My anxiety worsened from middle school to junior high, as I picked up the terrible habit of scratching myself. I scratched my arms and legs. I would scratch until a scab appeared that I could then scratch again until it left my skin raw and bloody. I usually scratched in the privacy of my room, but my parents sometimes caught me scratching and tried to stop me. I even scratched in my sleep. I stopped the habit by the time I hit my 20s, but I still have the habit of just touching my skin, without doing any harm. My scars will never fade and will always be a constant reminder of what I did. I see people looking at them all the time, especially in summer when I’m in a tank top or skirt. It’s a painful reminder.
I am an anxious person, I always have been and I fear I always will be. I am also a new mother to a beautiful 18-month-old baby girl. Sometimes when I have so much to do between taking care of my daughter, writing, cleaning the house, answering emails, getting dinner on the table, I can feel like my head is going around in circles and can’t stop. I feel dizzy. I feel lightheaded. I sometimes wish I could turn off my brain from everyday thoughts. Sometimes when I feel like this, I feel as though there is a roadblock up, like it’s hard to go forward. I’m just stuck in a constant loop with my thoughts and there is no way out.
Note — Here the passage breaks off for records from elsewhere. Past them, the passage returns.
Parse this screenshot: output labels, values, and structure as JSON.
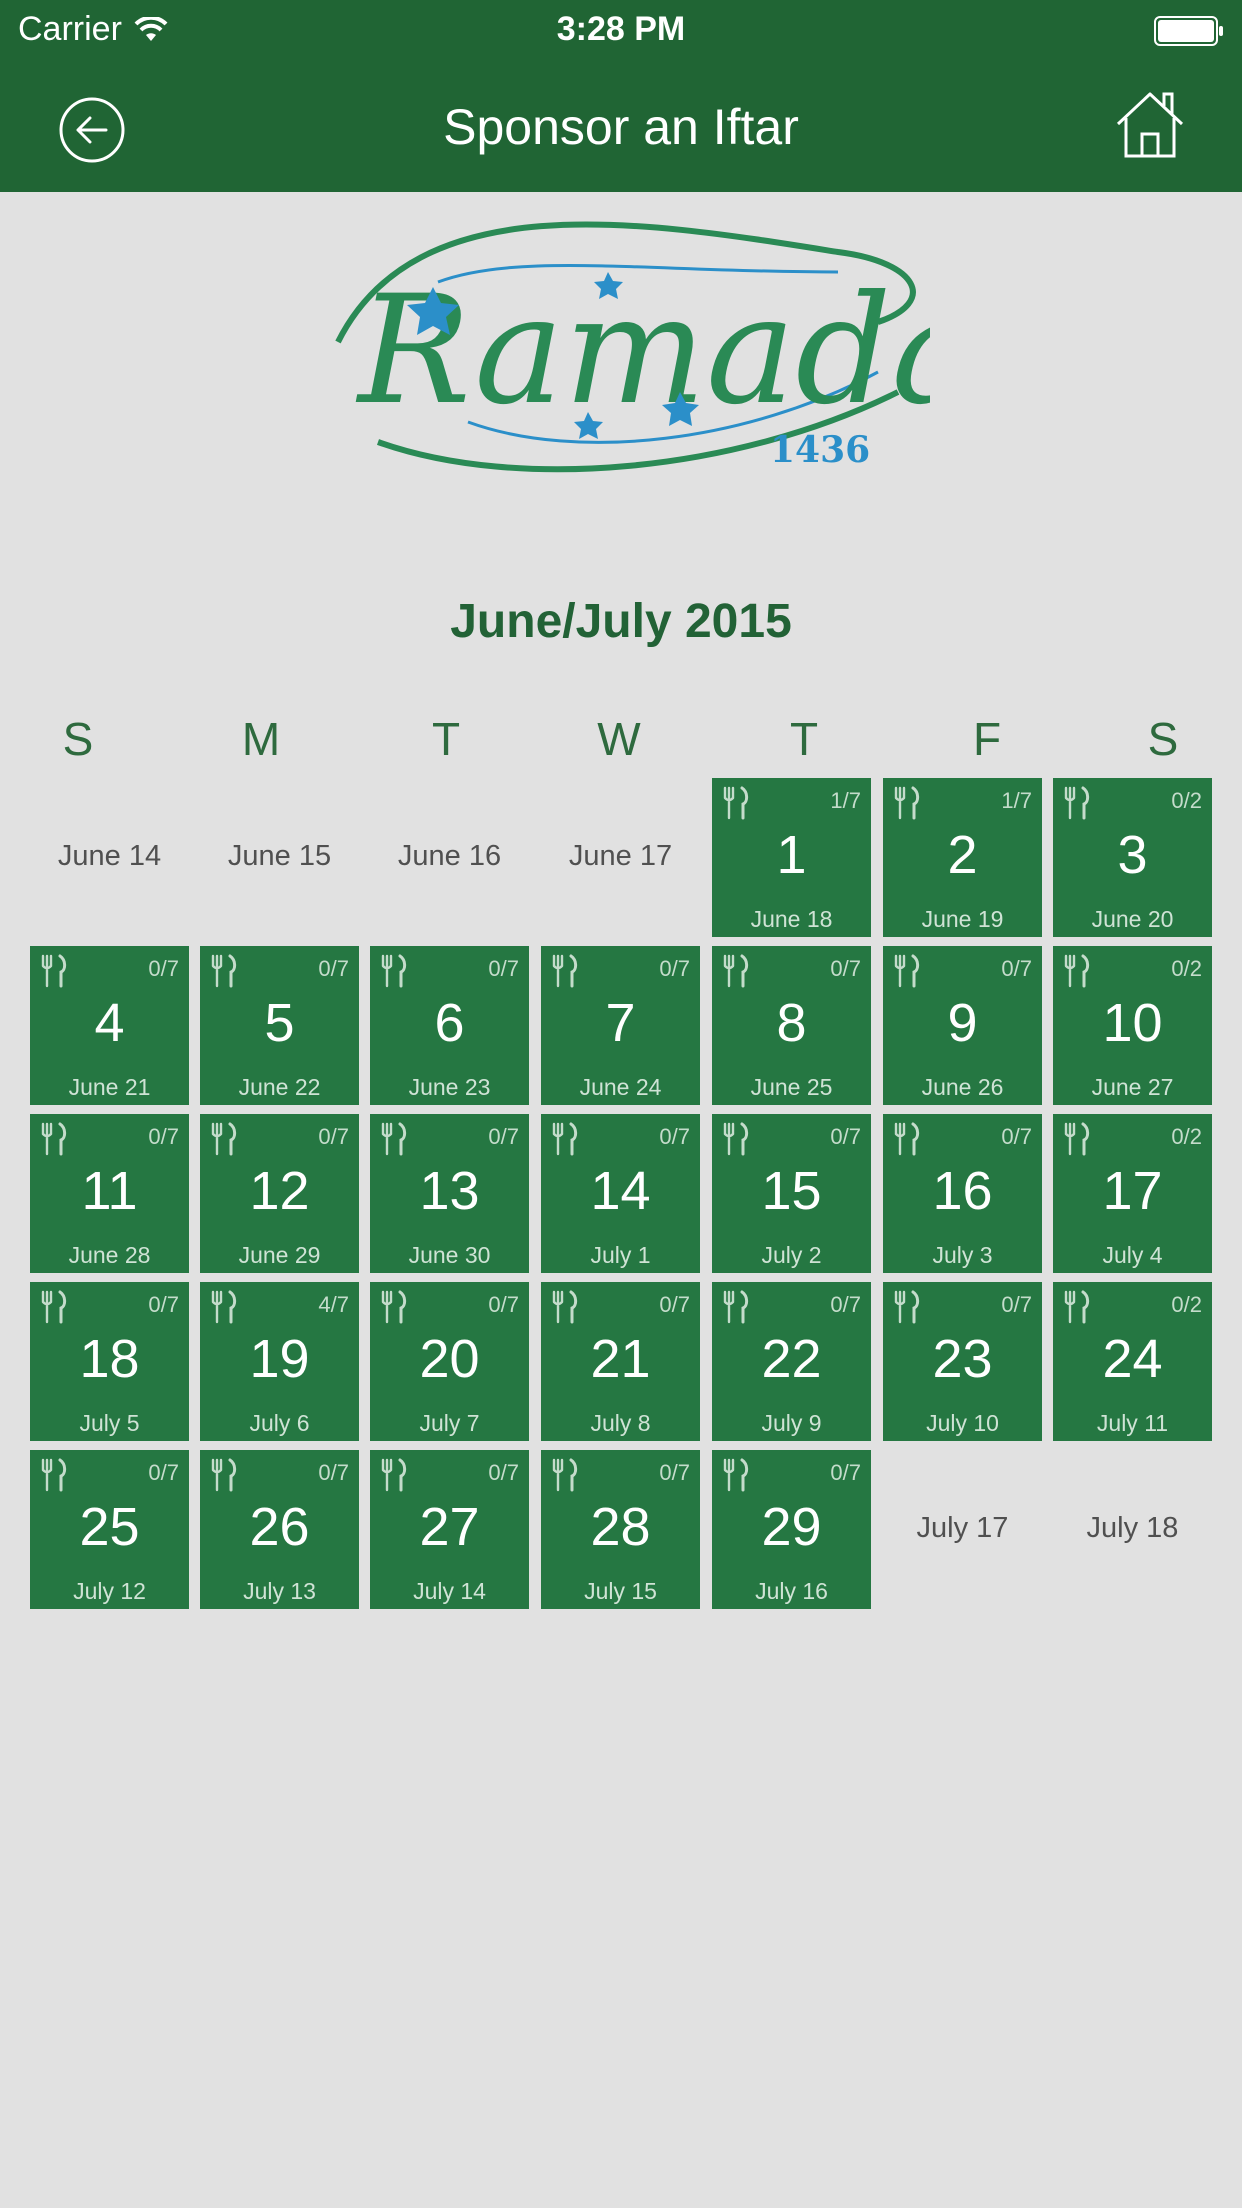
{
  "status_bar": {
    "carrier": "Carrier",
    "time": "3:28 PM"
  },
  "nav": {
    "title": "Sponsor an Iftar",
    "back_icon": "back-arrow-icon",
    "home_icon": "home-icon"
  },
  "logo": {
    "word": "Ramadan",
    "year": "1436",
    "colors": {
      "green": "#2a8a55",
      "blue": "#2b8fc9"
    }
  },
  "calendar": {
    "title": "June/July 2015",
    "weekdays": [
      "S",
      "M",
      "T",
      "W",
      "T",
      "F",
      "S"
    ],
    "leading_dates": [
      "June 14",
      "June 15",
      "June 16",
      "June 17"
    ],
    "days": [
      {
        "num": "1",
        "date": "June 18",
        "count": "1/7"
      },
      {
        "num": "2",
        "date": "June 19",
        "count": "1/7"
      },
      {
        "num": "3",
        "date": "June 20",
        "count": "0/2"
      },
      {
        "num": "4",
        "date": "June 21",
        "count": "0/7"
      },
      {
        "num": "5",
        "date": "June 22",
        "count": "0/7"
      },
      {
        "num": "6",
        "date": "June 23",
        "count": "0/7"
      },
      {
        "num": "7",
        "date": "June 24",
        "count": "0/7"
      },
      {
        "num": "8",
        "date": "June 25",
        "count": "0/7"
      },
      {
        "num": "9",
        "date": "June 26",
        "count": "0/7"
      },
      {
        "num": "10",
        "date": "June 27",
        "count": "0/2"
      },
      {
        "num": "11",
        "date": "June 28",
        "count": "0/7"
      },
      {
        "num": "12",
        "date": "June 29",
        "count": "0/7"
      },
      {
        "num": "13",
        "date": "June 30",
        "count": "0/7"
      },
      {
        "num": "14",
        "date": "July 1",
        "count": "0/7"
      },
      {
        "num": "15",
        "date": "July 2",
        "count": "0/7"
      },
      {
        "num": "16",
        "date": "July 3",
        "count": "0/7"
      },
      {
        "num": "17",
        "date": "July 4",
        "count": "0/2"
      },
      {
        "num": "18",
        "date": "July 5",
        "count": "0/7"
      },
      {
        "num": "19",
        "date": "July 6",
        "count": "4/7"
      },
      {
        "num": "20",
        "date": "July 7",
        "count": "0/7"
      },
      {
        "num": "21",
        "date": "July 8",
        "count": "0/7"
      },
      {
        "num": "22",
        "date": "July 9",
        "count": "0/7"
      },
      {
        "num": "23",
        "date": "July 10",
        "count": "0/7"
      },
      {
        "num": "24",
        "date": "July 11",
        "count": "0/2"
      },
      {
        "num": "25",
        "date": "July 12",
        "count": "0/7"
      },
      {
        "num": "26",
        "date": "July 13",
        "count": "0/7"
      },
      {
        "num": "27",
        "date": "July 14",
        "count": "0/7"
      },
      {
        "num": "28",
        "date": "July 15",
        "count": "0/7"
      },
      {
        "num": "29",
        "date": "July 16",
        "count": "0/7"
      }
    ],
    "trailing_dates": [
      "July 17",
      "July 18"
    ],
    "colors": {
      "cell": "#257742",
      "header": "#206534",
      "background": "#e1e1e1"
    }
  }
}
Right now, we are having a very tough time in Italy. We are all in lockdown due to the spreading of the coronavirus. I can’t take a walk to get fresh air or clear my head. I can’t go out for a drink to meet friends. I’m confined within the walls of our house. For a person suffering with anxiety, this is especially hard to feel so trapped. It’s a very frightening moment for all of us and I just want this moment to pass.
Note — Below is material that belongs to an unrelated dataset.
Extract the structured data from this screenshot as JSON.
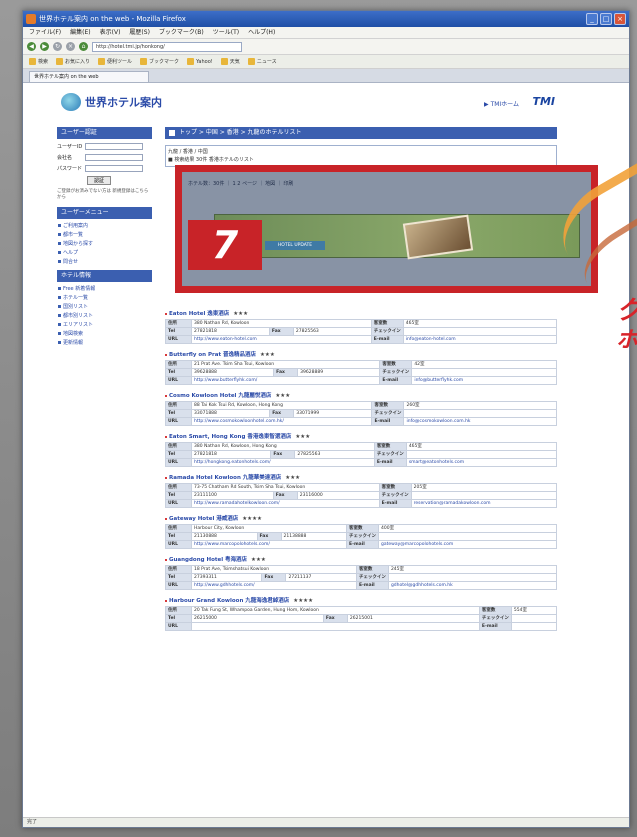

For me, a bad day is when I just have too much on my plate and don’t know how I can do everything without thinking bad thoughts. When I say bad thoughts, I mean getting nervous about something happening to someone in my family. It may not make sense to you, but when I get too anxious, that is what happens to my brain. Sometimes, I get so nervous about everything, I imagine the worst things happening and it scares me. I get scared about being a good mom who’s not so anxious. Now that I am a mom, I’m even more anxious because I’m constantly worried about my daughter.
My go-to coping mechanism is to remind myself to breathe. I know that may seem obvious, but when I get very nervous, I begin speaking very fast and forget to take a breath. I try to stop. Concentrate. Breathe. Relax my shoulders, which can get very tense when I’m anxious. I try to do something I enjoy to distract myself, that’s just for me. Maybe go a walk to get some fresh air, bake so I keep my hands busy or just relax with a nice cup of coffee while watching a silly comedy.
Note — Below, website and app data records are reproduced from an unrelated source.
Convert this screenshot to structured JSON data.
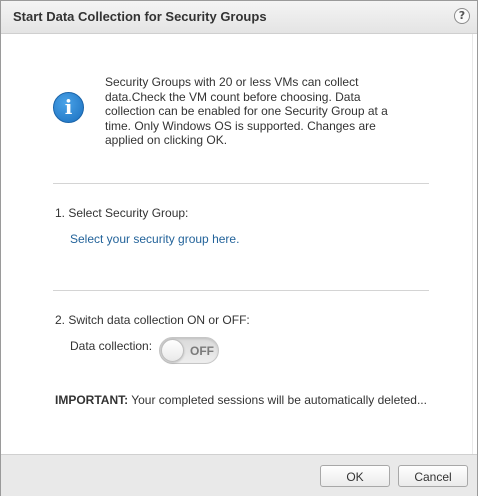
{
  "dialog": {
    "title": "Start Data Collection for Security Groups",
    "help_label": "?"
  },
  "info": {
    "icon": "info-icon",
    "icon_glyph": "i",
    "text": "Security Groups with 20 or less VMs can collect data.Check the VM count before choosing. Data collection can be enabled for one Security Group at a time. Only Windows OS is supported. Changes are applied on clicking OK."
  },
  "step1": {
    "label": "1. Select Security Group:",
    "link_text": "Select your security group here."
  },
  "step2": {
    "label": "2. Switch data collection ON or OFF:",
    "field_label": "Data collection:",
    "toggle_state": "OFF"
  },
  "important": {
    "prefix": "IMPORTANT:",
    "text": " Your completed sessions will be automatically deleted..."
  },
  "footer": {
    "ok_label": "OK",
    "cancel_label": "Cancel"
  },
  "colors": {
    "link": "#23639a",
    "info_icon": "#1a6fbf"
  }
}
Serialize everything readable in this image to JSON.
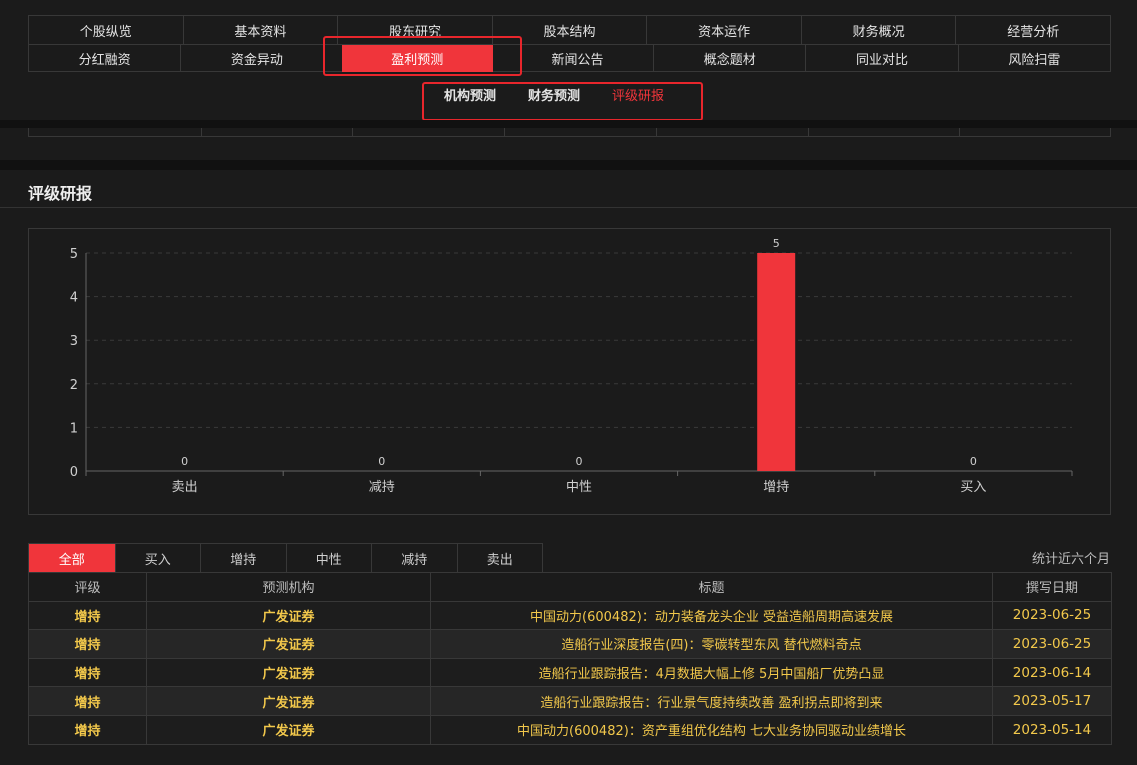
{
  "nav": {
    "row1": [
      "个股纵览",
      "基本资料",
      "股东研究",
      "股本结构",
      "资本运作",
      "财务概况",
      "经营分析"
    ],
    "row2": [
      "分红融资",
      "资金异动",
      "盈利预测",
      "新闻公告",
      "概念题材",
      "同业对比",
      "风险扫雷"
    ],
    "active": "盈利预测"
  },
  "subtabs": {
    "items": [
      "机构预测",
      "财务预测",
      "评级研报"
    ],
    "active": "评级研报"
  },
  "section": {
    "title": "评级研报"
  },
  "chart_data": {
    "type": "bar",
    "categories": [
      "卖出",
      "减持",
      "中性",
      "增持",
      "买入"
    ],
    "values": [
      0,
      0,
      0,
      5,
      0
    ],
    "data_labels": [
      "0",
      "0",
      "0",
      "5",
      "0"
    ],
    "ylim": [
      0,
      5
    ],
    "yticks": [
      "0",
      "1",
      "2",
      "3",
      "4",
      "5"
    ],
    "grid": true,
    "bar_color": "#f0353b"
  },
  "filter": {
    "tabs": [
      "全部",
      "买入",
      "增持",
      "中性",
      "减持",
      "卖出"
    ],
    "active": "全部",
    "note": "统计近六个月"
  },
  "table": {
    "headers": [
      "评级",
      "预测机构",
      "标题",
      "撰写日期"
    ],
    "rows": [
      {
        "rating": "增持",
        "org": "广发证券",
        "title": "中国动力(600482)：动力装备龙头企业 受益造船周期高速发展",
        "date": "2023-06-25"
      },
      {
        "rating": "增持",
        "org": "广发证券",
        "title": "造船行业深度报告(四)：零碳转型东风 替代燃料奇点",
        "date": "2023-06-25"
      },
      {
        "rating": "增持",
        "org": "广发证券",
        "title": "造船行业跟踪报告：4月数据大幅上修 5月中国船厂优势凸显",
        "date": "2023-06-14"
      },
      {
        "rating": "增持",
        "org": "广发证券",
        "title": "造船行业跟踪报告：行业景气度持续改善 盈利拐点即将到来",
        "date": "2023-05-17"
      },
      {
        "rating": "增持",
        "org": "广发证券",
        "title": "中国动力(600482)：资产重组优化结构 七大业务协同驱动业绩增长",
        "date": "2023-05-14"
      }
    ]
  },
  "colors": {
    "accent": "#f0353b",
    "text_yellow": "#f2c84b",
    "bg": "#1b1b1b"
  }
}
With the coronavirus right now, every day is a more of a challenge than usual. I haven’t been sleeping. Or, I should say, I get a few hours of sleep, then wake up thinking about everything going on and I feel a tightness in my chest. My father and brother are still in New York. I get so scared. I then look at my daughter sleeping peacefully, and she is my force. She is what is getting me through this moment.